A 48-year-old member asked:
Dr. Donald Jacobson
39 years experience in Psychiatry
Need sleep eval: You may need a sleep study with a seizure montage to see what the exact cause is. See a sleep specialist who is also a neurologist and will be best tr ... Read More
A 51-year-old female asked:
Dr. Warren Everett
Specializes in Family Medicine
Good test: The nerve conduction test will give you the answer. muscles twitching randomly is common in normal folks, however it can also be an early sign of ALS ... Read More
3
3 thanks
A 49-year-old member asked:
Dr. Edward Jacobs
45 years experience in Obstetrics and Gynecology
See ophthalmologist: Involuntary eye movements such as nystagmus (rapid back and forth movements of the eyes) may be congenital (born with it) or acquired and must be eval ... Read More
A 42-year-old member asked:
Dr. Michael Sparacino
36 years experience in Family Medicine
See below: These symptoms could be serious and need to be thoroughly evaluated by your doctor.
A 45-year-old member asked:
Dr. Michael Sinclair
37 years experience in Family Medicine
Big vs small: Fasiculations are involuntary small muscle contractions. There are lots of causes. If they persist, call your family doctor.
A 24-year-old male asked:
Dr. Jan Lei Iwata
25 years experience in Ophthalmology
See your doctor now: All of these symptoms are not normal. Not sure if your eye muscle twitching contracting is in unison with your body or not? Independently, twitching o ... Read More
A 47-year-old member asked:
Dr. Jay Bradley
17 years experience in LASIK Surgery
Related?: Eye strain and involuntary eye movements are typically not related. With eye strain, you may experience headache, blurred vision, increase blinking d ... Read More
A 37-year-old member asked:
Dr. Galina Nikolskaya
10 years experience in Neurology
Facial nerve: facial nerve supplies the forehead muscles and anything that makes the facial nerve get active will cause this, idiopathic hemifacial spasm is the mos ... Read More
A 60-year-old male asked:
Dr. Bennett Machanic
51 years experience in Neurology
Many issues: You describe a multitude of symptoms, and may possess a peripheral neuropathy. Unlikely that you have ALS, which is quite rare. An EMG study might h ... Read More
A 51-year-old member asked:
Dr. Bettina Herbert
19 years experience in Physical Medicine and Rehabilitation
Several things: The scariest thing would be nerve damage or a systemic muscle or nerve disease. The most common would be overuse (such as writing or running without ... Read More

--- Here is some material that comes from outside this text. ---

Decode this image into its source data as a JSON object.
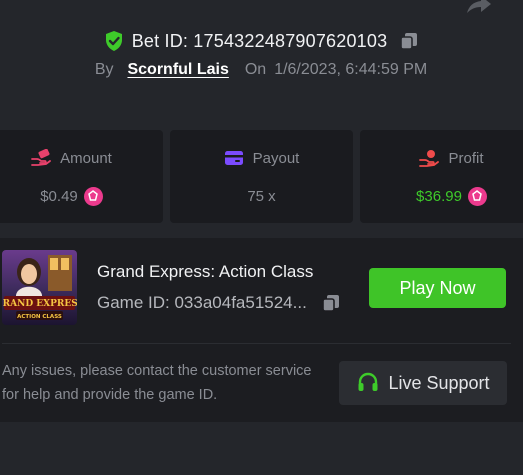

4
4 thanks
A 51-year-old female asked:
Dr. Olav Jaren
18 years experience in Neurology
Twitches: Muscle twitches are often present in ALS, but there are many causes of muscle twitching that are not ALS. For many people, such a symptom is entirely ... Read More
1

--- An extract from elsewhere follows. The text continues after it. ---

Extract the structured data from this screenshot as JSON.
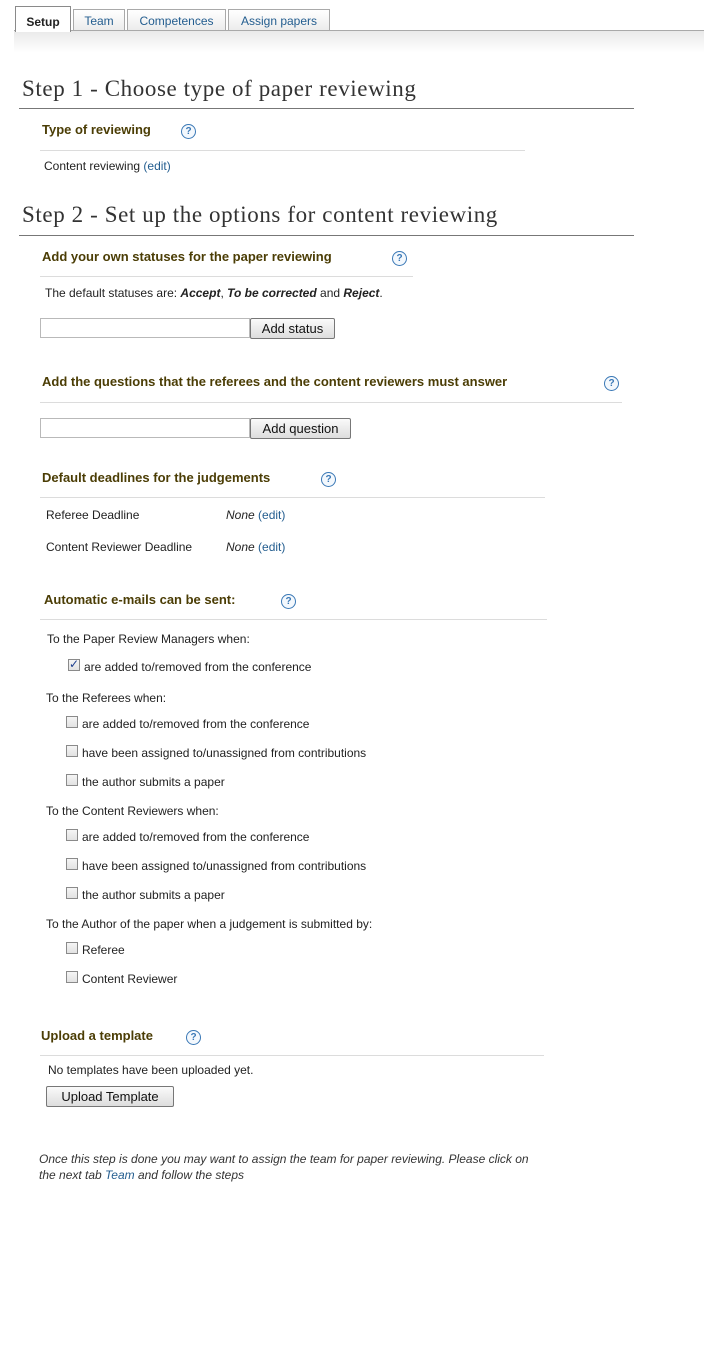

1 thank
A 50-year-old member asked:
Dr. Julian Bragg
16 years experience in Neurology
Many possibilities: Muscle twitches can be caused by many different conditions, some dangerous and some completely benign, see your doctor to help narrow down causes and ... Read More
1
1 thank
A 38-year-old member asked:
Dr. Nabil Moufarrej
43 years experience in Sleep Medicine
Sleep movements: Many disorders cause abnormal movements during sleep. Plmd where the limbs jerk is common. Stereotypical movement may occur with nocturnal seizures.
1
1 thank
A 49-year-old female asked:
Dr. Geoffrey Rutledge
40 years experience in Internal Medicine
Multiple causes: Spasms in the index finger can be caused by many things - excessive use can read to cramping of the finger. A low calcium level can also cause muscle ... Read More
1
1 thank

90,000 U.S. doctors in 147 specialties are here to answer your questions or offer you advice, prescriptions, and more. Get help now:

Ask doctors free
Personalized answers
Free
Talk to a doctor
Unlimited visits
$10/month